In addition, Pel-Air argued that Ms Casey had failed to establish on the evidence that the PTSD from which she was suffering was the result of the physical injuries which she suffered, nor had it involved or caused any injury to her body, such that it would otherwise be brought within the definition of "bodily injury".
PTSD found to be a psychiatric disorder caused by physical harm to plaintiff
Schmidt J noted to the effect that in considering whether a psychiatric injury constituted a "bodily injury" for the purpose of the Carriers' Liability Act and the Convention, if it was proven that the psychiatric injury was caused by a physical injury to the brain or to other parts of the body, damages for both injuries were recoverable.
In addition, a psychiatric injury may of itself in a particular case be of a species of "bodily injury" compensable under the Convention.
Turning to the injuries suffered by Ms Casey, Schmidt J noted that she had suffered various injuries to her body, three psychiatric conditions and a pain syndrome, all of which were conceded to be compensable injuries under the Convention.
Schmidt J remarked that: "...a diagnosis of PTSD does not exclude the possibility that evidence in a particular case may establish that a person has suffered a bodily injury under [the Convention]".
She concluded that:
...the evidence establishes that the PTSD which Ms Casey suffers and for which she also has been unsuccessfully treated, is consequent on damage to her brain and to other of her bodily processes, which have had the result that her brain is no longer capable of functioning normally. Either the PTSD is at least in part a manifestation of that damage, or that damage has caused or contributed to the PTSD, or there is a combination of such cause and effect, which has put Ms Casey into the position she is now in. Whichever it is, the result is that the PTSD which Ms Casey suffers, is a compensable bodily injury.
Schmidt J concluded that on the balance of probabilities, Ms Casey's PTSD also involved an injury to her brain and other parts of her body involved in normal brain function - drawing from the dicta in the House of Lords decision in King v Bristow Helicopters Ltd, it was a "psychiatric injury caused by a physical route."
Burden remains on plaintiffs to prove that psychiatric disorders derive from bodily injury

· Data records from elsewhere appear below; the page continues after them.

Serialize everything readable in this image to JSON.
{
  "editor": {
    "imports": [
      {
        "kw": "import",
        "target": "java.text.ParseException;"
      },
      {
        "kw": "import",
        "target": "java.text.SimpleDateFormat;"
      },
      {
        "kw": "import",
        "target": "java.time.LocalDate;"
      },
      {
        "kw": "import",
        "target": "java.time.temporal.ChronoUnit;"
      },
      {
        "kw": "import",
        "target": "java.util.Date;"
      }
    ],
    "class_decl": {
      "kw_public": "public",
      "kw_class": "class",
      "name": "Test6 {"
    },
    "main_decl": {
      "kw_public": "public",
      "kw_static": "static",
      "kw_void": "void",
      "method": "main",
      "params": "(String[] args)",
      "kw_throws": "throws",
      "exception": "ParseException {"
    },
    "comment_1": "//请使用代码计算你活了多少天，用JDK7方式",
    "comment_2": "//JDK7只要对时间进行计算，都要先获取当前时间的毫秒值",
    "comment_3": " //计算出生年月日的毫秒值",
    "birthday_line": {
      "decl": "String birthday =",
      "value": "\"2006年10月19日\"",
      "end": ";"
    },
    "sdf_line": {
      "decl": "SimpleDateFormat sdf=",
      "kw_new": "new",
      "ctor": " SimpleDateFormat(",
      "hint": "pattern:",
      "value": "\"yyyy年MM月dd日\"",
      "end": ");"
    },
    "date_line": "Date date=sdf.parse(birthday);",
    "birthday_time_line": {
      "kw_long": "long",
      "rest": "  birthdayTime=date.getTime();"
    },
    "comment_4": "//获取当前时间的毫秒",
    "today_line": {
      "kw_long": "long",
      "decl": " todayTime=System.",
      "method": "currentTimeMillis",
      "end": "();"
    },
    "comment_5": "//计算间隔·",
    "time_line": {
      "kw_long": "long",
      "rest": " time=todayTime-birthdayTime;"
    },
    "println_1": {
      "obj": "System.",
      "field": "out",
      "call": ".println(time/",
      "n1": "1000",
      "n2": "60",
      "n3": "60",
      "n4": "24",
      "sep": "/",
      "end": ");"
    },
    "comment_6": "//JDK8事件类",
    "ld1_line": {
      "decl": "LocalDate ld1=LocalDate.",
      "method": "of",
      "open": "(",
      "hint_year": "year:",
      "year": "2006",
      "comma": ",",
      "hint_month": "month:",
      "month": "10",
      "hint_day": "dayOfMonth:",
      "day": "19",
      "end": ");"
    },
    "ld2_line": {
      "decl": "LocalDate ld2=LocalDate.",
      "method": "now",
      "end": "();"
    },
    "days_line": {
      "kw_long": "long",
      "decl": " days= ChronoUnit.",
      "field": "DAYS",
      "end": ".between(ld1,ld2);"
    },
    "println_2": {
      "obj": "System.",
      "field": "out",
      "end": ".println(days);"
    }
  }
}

Whilst the decision may be of assistance to plaintiffs suffering from psychiatric disorders as a result of aviation accidents, it is arguably substantially factually specific and the burden of proof will remain upon plaintiffs to establish that a psychiatric disorder or disorders (including PTSD) are "bodily injuries" within the meaning of that term under the Convention, to ground an action in damages.
It remains to be seen whether the decision will be disturbed on the almost inevitable appeal.